## Work request:
Scan the material for the word "filter" and return every matching line.

──────── Information

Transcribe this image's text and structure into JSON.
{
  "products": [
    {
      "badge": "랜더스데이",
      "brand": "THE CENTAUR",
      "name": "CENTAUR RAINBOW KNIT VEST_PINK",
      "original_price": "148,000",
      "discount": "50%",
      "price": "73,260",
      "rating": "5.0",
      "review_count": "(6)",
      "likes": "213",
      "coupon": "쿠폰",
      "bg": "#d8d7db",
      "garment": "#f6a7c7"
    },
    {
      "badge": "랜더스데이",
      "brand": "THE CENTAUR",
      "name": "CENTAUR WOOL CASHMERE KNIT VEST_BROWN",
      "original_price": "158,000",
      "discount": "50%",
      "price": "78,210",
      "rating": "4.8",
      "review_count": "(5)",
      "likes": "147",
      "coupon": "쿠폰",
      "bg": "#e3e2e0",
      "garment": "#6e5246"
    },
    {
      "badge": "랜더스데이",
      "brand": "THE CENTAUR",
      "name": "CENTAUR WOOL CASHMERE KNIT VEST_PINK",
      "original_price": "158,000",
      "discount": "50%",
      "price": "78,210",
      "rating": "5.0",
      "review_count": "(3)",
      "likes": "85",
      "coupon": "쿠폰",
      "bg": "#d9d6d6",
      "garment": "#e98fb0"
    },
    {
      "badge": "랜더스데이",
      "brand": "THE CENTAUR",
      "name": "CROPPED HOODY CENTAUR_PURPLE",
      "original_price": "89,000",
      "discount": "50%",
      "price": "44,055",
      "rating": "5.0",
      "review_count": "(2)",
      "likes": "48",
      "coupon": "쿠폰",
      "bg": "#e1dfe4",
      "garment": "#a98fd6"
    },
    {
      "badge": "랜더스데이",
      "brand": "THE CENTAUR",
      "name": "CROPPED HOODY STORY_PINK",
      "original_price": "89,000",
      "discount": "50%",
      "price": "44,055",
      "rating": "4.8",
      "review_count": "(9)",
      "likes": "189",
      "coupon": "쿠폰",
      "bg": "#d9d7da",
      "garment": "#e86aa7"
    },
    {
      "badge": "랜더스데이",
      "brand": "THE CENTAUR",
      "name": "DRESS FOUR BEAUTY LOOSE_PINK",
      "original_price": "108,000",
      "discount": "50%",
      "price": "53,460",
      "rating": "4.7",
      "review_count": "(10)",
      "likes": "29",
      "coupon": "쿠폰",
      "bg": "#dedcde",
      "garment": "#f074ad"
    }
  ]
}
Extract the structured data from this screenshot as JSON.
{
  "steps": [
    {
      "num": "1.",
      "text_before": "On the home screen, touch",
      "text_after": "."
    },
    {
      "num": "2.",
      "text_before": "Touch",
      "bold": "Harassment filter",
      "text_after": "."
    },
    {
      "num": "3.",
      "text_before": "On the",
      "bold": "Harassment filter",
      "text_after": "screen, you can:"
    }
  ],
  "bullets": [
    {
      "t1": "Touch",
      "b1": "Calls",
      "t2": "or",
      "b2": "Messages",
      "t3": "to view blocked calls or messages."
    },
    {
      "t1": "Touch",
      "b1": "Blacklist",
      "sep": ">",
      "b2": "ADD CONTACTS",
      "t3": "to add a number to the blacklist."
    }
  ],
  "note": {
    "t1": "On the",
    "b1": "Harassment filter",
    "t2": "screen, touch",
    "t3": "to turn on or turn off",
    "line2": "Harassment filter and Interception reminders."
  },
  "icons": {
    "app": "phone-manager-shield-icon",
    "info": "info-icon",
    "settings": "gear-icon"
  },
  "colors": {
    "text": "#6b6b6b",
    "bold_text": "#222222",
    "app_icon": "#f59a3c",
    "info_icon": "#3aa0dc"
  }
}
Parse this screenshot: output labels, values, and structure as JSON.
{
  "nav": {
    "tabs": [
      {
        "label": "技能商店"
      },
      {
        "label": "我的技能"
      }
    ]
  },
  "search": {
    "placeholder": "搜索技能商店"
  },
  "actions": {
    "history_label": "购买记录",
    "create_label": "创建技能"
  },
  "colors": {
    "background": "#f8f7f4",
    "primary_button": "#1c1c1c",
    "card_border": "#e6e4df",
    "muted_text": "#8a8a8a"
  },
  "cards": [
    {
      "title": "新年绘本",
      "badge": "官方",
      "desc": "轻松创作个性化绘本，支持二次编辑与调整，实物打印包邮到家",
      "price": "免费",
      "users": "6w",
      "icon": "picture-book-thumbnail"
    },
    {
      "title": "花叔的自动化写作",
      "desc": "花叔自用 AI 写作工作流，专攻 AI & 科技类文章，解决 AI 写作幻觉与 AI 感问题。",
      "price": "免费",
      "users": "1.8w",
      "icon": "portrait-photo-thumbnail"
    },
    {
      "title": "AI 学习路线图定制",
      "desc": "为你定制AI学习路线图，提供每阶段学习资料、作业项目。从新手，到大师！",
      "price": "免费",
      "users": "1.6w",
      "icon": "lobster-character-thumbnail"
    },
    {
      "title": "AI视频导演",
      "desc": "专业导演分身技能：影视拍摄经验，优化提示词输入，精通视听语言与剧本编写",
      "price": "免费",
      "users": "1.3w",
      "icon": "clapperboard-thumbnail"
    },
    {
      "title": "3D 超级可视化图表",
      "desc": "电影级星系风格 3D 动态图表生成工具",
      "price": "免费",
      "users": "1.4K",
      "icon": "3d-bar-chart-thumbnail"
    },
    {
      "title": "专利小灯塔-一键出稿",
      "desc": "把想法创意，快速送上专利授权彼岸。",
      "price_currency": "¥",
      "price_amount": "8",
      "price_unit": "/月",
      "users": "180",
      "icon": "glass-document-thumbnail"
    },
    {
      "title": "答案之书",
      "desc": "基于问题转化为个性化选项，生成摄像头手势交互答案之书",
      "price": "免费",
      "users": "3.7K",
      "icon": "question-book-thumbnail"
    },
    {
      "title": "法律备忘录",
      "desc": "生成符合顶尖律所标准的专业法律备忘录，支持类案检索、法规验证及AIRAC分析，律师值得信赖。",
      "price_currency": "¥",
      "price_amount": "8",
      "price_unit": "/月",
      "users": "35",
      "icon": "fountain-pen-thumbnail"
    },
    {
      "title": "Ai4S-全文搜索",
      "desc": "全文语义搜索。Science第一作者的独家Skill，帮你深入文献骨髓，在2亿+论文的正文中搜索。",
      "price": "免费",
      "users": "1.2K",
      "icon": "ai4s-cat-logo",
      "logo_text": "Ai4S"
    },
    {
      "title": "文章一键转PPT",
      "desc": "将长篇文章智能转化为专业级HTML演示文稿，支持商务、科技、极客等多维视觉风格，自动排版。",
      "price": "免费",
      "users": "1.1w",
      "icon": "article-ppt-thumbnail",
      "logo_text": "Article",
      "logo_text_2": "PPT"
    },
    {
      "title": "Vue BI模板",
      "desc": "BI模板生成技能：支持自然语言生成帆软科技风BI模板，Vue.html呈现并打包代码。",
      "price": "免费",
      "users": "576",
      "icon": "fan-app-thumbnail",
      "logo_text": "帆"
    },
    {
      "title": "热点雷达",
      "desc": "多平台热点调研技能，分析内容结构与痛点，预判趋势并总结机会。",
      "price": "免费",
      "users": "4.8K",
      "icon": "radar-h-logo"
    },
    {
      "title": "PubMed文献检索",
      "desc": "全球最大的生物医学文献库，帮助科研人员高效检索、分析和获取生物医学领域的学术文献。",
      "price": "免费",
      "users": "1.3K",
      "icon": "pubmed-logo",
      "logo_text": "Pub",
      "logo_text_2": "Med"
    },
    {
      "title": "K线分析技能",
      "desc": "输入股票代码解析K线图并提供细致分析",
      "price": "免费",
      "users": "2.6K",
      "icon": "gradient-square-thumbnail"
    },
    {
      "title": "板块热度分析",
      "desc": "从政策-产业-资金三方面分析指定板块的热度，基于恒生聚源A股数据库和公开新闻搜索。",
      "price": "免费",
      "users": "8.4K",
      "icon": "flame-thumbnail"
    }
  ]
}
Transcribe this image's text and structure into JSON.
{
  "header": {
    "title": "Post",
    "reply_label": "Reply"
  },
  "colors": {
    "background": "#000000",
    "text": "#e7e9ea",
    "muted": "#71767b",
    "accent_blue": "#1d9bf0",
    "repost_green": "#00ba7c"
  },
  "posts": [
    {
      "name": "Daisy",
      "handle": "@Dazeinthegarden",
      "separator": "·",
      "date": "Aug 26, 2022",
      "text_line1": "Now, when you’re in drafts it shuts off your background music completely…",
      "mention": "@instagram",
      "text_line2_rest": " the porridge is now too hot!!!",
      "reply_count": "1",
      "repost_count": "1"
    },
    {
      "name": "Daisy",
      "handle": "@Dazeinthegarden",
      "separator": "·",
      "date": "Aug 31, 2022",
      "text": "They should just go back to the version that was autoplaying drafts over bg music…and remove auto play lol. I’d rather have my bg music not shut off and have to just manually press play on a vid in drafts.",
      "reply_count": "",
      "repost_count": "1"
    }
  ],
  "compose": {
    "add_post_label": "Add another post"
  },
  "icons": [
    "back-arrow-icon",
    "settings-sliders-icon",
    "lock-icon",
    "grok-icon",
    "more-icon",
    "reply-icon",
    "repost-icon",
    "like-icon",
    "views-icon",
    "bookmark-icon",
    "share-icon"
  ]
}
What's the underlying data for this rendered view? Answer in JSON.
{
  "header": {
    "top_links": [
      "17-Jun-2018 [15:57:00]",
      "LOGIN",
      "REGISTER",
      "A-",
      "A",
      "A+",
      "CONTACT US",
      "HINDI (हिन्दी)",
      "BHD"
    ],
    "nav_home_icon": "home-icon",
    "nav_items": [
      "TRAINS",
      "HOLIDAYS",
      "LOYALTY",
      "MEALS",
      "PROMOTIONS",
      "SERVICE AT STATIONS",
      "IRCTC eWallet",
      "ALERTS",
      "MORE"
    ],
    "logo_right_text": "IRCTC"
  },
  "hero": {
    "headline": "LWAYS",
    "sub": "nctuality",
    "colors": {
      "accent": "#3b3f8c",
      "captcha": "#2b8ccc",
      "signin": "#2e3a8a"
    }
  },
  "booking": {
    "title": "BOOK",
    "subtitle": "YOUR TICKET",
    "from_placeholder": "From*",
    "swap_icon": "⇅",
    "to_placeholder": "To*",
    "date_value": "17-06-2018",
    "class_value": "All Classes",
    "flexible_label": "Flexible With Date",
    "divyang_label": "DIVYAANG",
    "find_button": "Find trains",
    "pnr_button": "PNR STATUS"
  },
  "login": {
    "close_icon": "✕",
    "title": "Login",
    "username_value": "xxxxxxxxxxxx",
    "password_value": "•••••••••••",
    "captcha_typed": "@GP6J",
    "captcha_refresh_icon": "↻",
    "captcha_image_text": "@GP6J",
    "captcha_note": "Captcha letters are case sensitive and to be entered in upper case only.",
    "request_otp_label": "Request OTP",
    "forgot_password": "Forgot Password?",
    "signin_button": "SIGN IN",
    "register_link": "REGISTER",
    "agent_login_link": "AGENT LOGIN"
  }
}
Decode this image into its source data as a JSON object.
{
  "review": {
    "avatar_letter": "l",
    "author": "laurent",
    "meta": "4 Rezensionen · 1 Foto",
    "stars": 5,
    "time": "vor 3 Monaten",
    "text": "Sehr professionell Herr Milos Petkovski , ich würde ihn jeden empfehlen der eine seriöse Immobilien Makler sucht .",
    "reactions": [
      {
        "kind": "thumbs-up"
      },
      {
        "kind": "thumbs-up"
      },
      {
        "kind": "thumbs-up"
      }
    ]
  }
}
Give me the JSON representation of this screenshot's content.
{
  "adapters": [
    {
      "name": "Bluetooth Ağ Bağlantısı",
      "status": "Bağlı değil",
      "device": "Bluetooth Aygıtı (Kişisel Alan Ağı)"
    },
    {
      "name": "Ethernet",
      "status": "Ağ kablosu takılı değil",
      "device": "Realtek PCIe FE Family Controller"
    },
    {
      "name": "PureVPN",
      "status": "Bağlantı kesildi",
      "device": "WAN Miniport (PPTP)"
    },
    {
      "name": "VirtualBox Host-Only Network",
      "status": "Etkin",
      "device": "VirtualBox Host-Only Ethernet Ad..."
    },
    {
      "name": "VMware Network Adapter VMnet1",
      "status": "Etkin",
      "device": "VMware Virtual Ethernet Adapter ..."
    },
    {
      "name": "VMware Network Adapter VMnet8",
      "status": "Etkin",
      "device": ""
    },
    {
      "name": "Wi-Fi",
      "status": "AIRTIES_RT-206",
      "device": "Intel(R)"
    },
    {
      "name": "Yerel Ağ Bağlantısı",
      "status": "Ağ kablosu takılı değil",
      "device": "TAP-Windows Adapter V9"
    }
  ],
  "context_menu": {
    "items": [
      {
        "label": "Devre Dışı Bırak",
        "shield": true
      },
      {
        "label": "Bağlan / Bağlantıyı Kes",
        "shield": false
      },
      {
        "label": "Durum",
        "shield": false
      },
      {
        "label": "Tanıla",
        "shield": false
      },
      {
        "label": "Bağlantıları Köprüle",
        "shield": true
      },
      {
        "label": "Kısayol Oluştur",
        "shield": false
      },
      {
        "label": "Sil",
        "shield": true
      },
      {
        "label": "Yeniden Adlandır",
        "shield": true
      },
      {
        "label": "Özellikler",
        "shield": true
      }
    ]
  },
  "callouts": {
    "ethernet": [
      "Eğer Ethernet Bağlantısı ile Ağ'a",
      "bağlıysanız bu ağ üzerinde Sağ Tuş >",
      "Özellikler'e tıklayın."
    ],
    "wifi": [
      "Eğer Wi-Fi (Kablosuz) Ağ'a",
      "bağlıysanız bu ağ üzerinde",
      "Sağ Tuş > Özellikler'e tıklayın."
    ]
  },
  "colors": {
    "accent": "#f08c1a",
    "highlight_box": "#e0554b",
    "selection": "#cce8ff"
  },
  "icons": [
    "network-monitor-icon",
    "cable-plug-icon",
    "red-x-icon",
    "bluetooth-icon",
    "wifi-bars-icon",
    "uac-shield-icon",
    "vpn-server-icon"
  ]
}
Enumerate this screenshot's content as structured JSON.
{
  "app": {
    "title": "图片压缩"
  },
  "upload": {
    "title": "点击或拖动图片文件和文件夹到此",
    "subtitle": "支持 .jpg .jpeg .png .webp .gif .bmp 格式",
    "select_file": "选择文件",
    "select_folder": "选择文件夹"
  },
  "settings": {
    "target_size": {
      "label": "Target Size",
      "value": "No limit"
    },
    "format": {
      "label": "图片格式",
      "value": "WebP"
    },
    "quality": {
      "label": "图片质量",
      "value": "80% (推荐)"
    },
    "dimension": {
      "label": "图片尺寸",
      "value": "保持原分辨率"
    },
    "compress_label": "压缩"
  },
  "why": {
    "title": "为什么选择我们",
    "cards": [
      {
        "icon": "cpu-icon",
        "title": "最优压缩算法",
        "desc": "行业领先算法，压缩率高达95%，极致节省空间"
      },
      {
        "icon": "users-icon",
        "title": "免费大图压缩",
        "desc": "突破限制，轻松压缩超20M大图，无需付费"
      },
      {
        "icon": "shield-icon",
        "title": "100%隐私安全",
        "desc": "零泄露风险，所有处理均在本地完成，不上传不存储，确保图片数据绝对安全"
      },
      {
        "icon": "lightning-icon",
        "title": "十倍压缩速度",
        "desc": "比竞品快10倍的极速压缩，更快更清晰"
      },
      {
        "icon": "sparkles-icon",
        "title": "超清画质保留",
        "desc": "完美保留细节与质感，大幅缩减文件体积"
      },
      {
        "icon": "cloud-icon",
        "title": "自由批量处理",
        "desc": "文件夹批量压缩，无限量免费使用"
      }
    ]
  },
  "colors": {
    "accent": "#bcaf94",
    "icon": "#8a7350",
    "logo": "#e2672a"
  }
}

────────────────

## Response to this exercise:
      "bold": "Harassment filter",
      "bold": "Harassment filter",
    "b1": "Harassment filter",
    "line2": "Harassment filter and Interception reminders."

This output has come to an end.